● **Materials provided**:
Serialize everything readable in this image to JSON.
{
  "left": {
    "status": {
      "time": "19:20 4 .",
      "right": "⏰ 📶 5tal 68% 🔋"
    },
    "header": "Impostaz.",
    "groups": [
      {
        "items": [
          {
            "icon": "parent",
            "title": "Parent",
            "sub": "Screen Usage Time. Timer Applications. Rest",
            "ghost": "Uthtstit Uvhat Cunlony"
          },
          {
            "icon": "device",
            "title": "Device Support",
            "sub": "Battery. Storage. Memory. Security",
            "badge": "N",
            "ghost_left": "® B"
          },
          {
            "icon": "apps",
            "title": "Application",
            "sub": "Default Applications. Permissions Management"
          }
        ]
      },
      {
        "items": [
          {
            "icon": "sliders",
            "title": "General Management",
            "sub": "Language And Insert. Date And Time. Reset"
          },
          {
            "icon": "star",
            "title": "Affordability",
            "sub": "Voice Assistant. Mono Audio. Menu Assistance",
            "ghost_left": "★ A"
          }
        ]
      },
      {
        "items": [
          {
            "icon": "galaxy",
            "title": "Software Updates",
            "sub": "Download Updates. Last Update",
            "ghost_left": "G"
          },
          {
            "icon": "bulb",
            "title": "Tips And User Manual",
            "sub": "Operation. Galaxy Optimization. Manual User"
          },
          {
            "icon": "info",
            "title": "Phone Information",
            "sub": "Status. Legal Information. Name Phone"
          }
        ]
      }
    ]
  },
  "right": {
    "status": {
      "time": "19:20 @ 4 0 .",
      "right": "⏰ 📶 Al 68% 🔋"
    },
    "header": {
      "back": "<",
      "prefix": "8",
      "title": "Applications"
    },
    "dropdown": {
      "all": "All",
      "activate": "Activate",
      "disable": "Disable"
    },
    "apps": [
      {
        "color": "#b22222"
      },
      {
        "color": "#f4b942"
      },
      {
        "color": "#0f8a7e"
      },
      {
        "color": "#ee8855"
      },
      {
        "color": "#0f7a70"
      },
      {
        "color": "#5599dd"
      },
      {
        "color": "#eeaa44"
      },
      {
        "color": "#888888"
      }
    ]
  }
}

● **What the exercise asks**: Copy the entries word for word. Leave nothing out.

● **Response to this task**:
Serialize everything readable in this image to JSON.
{
  "left": {
    "status": {
      "time": "19:20 4 .",
      "right": "⏰ 📶 5tal 68% 🔋"
    },
    "header": "Impostaz.",
    "groups": [
      {
        "items": [
          {
            "icon": "parent",
            "title": "Parent",
            "sub": "Screen Usage Time. Timer Applications. Rest",
            "ghost": "Uthtstit Uvhat Cunlony"
          },
          {
            "icon": "device",
            "title": "Device Support",
            "sub": "Battery. Storage. Memory. Security",
            "badge": "N",
            "ghost_left": "® B"
          },
          {
            "icon": "apps",
            "title": "Application",
            "sub": "Default Applications. Permissions Management"
          }
        ]
      },
      {
        "items": [
          {
            "icon": "sliders",
            "title": "General Management",
            "sub": "Language And Insert. Date And Time. Reset"
          },
          {
            "icon": "star",
            "title": "Affordability",
            "sub": "Voice Assistant. Mono Audio. Menu Assistance",
            "ghost_left": "★ A"
          }
        ]
      },
      {
        "items": [
          {
            "icon": "galaxy",
            "title": "Software Updates",
            "sub": "Download Updates. Last Update",
            "ghost_left": "G"
          },
          {
            "icon": "bulb",
            "title": "Tips And User Manual",
            "sub": "Operation. Galaxy Optimization. Manual User"
          },
          {
            "icon": "info",
            "title": "Phone Information",
            "sub": "Status. Legal Information. Name Phone"
          }
        ]
      }
    ]
  },
  "right": {
    "status": {
      "time": "19:20 @ 4 0 .",
      "right": "⏰ 📶 Al 68% 🔋"
    },
    "header": {
      "back": "<",
      "prefix": "8",
      "title": "Applications"
    },
    "dropdown": {
      "all": "All",
      "activate": "Activate",
      "disable": "Disable"
    },
    "apps": [
      {
        "color": "#b22222"
      },
      {
        "color": "#f4b942"
      },
      {
        "color": "#0f8a7e"
      },
      {
        "color": "#ee8855"
      },
      {
        "color": "#0f7a70"
      },
      {
        "color": "#5599dd"
      },
      {
        "color": "#eeaa44"
      },
      {
        "color": "#888888"
      }
    ]
  }
}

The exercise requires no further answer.